Edward Leigh MP, Chairman of the Committee, today said:
"The recession is placing the tax system under great stress and HMRC’s efforts to protect tax revenues and recover debt are being undermined by outdated systems.
"As the amount of tax collected drops steeply – in 2008-09, the tax take was some £22 billion lower than in the previous year - the protection of tax revenues has never been more important. But the trend in debt recovery is downwards.
"According to the latest estimate, no less than £11 billion of the nearly £28 billion of tax debt will probably not be collected. HMRC’s efforts to recover debt are being hampered by its systems which do not provide essential information such as a profile of debt across taxes.
"The money needed to upgrade systems would be well spent if it were outweighed by the amount of additional tax recovered.
"The picture on tax credit debt is also highly worrying. Since 2003, when tax credits were introduced, the Department has identified overpayments of £8.4 billion. By the end of March 2009, it had collected £2.7 billion of this debt and written off £1.3 billion.
"But of the £4.4 billion still to be collected, HMRC expects 53 per cent, or £2.3 billion, to remain uncollected. The department must decide by March 2010 exactly how much should be written off and be resolute in pursuing all the tax credits debt remaining on its books.
"Delays in introducing new systems have contributed towards backlogs in processing tax cases and have led to staff resources being diverted at critical times.
"The backlog of 17 million PAYE cases awaiting processing will not start to be cleared until the Department’s new systems are fully operational in April 2010.
"This and other backlogs must be cleared as swiftly as possible so that taxpayers know where they stand and what their liabilities are."
Mr Leigh was speaking as the Committee published its 2nd Report of this Session which, on the basis of evidence from HMRC, examined:
- how it is managing tax and tax credit debt
- what it is doing to clear a backlog of PAYE and Corporation Tax settlements
- how it is tackling tax avoidance
- how it is improving the administration of Stamp Duty Land Tax
- how it is seeking to reduce tax credits error and fraud
HMRC (the Department) is the engine room of public spending, collecting the income that finances the majority of services provided by government.
In 2008–09, total taxes and duties collected and receivable were £436 billion, some £22 billion lower than in 2007–08. The £436 billion included £28 billion in tax debtors.

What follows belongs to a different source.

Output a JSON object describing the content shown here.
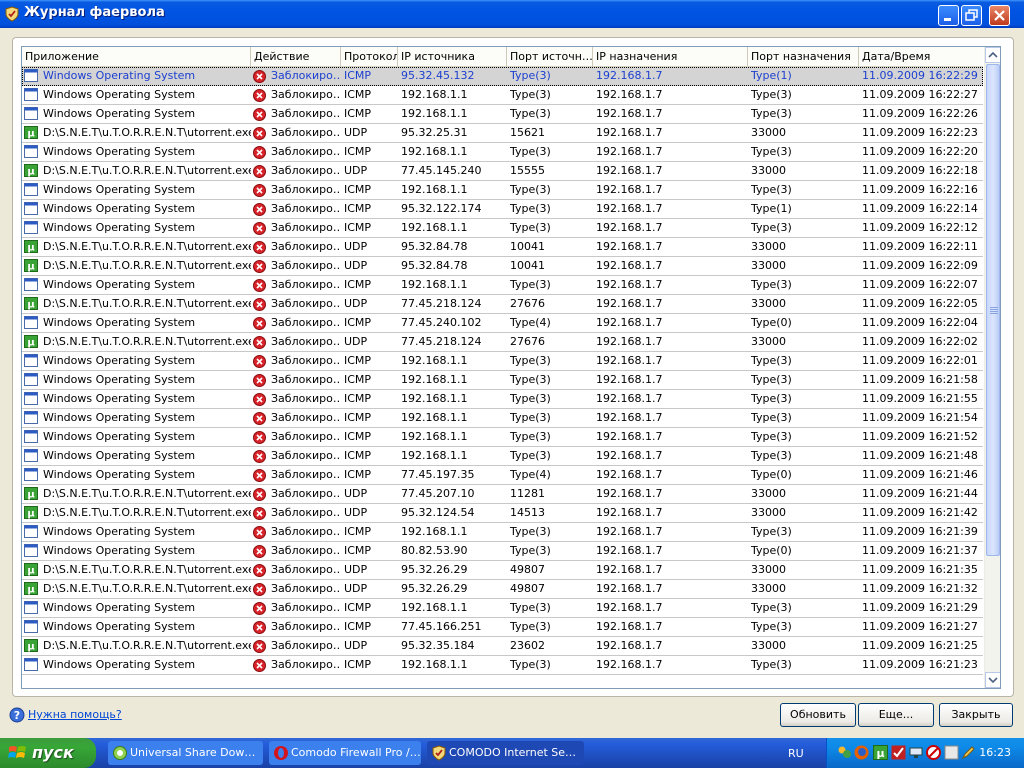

The Department has made a provision for bad and doubtful debts of £11.2 billion, 40 per cent of the total, and £3.3 billion more than in the previous year.
At a time when the public finances are under pressure, protecting tax revenues has never been more important. The recession presents a number of challenges for the Department and places the tax system under a great deal of stress.
Taxpayers looking for support have been given more time to pay their tax liabilities.
But while the Department is working to improve its debt recovery, its efforts are constrained by outdated systems and it has deferred plans to invest in them due to lack of funding. Better systems would help the Department improve tax recovery and reduce losses.
At the same time the Department has to ensure that it counters risks of non-compliance and deals with backlogs of processing from previous years.
Delays in introducing new systems have contributed to processing backlogs and have led to staff resources being diverted at critical times.
The Department cannot now begin to clear the backlog of 17 million PAYE cases until its new systems are fully operational in April 2010.
Delays in introducing new computer systems and the loss of expertise following office closures led the Department to divert staff away from work to test compliance with Stamp Duty Land Tax, increasing the risk of lost revenue from non-compliance.
The absence of information on tax losses through non-compliance and avoidance makes it harder for the Department to analyse risk and to judge how to deploy its resources where they will have most beneficial impact.
It has saved £11 billion in potential tax avoidance since 2005, but does not have an estimate of how much tax has been lost because of avoidance or of the cost of the resources it devotes to tackling avoidance.
In 2007–08 claimant error and fraud resulted in incorrect tax credits payments of between £1.58 billion and £1.84 billion, leading to the qualification of the Comptroller and Auditor General’s opinion on the regularity of tax credits expenditure.
The Department is looking to reduce claimant error by improving the guidance and support it gives to people at the time they need to report changes in their circumstances.
It has a target to reduce claimant error and fraud to not more than five per cent of the value of finalised awards by 2011.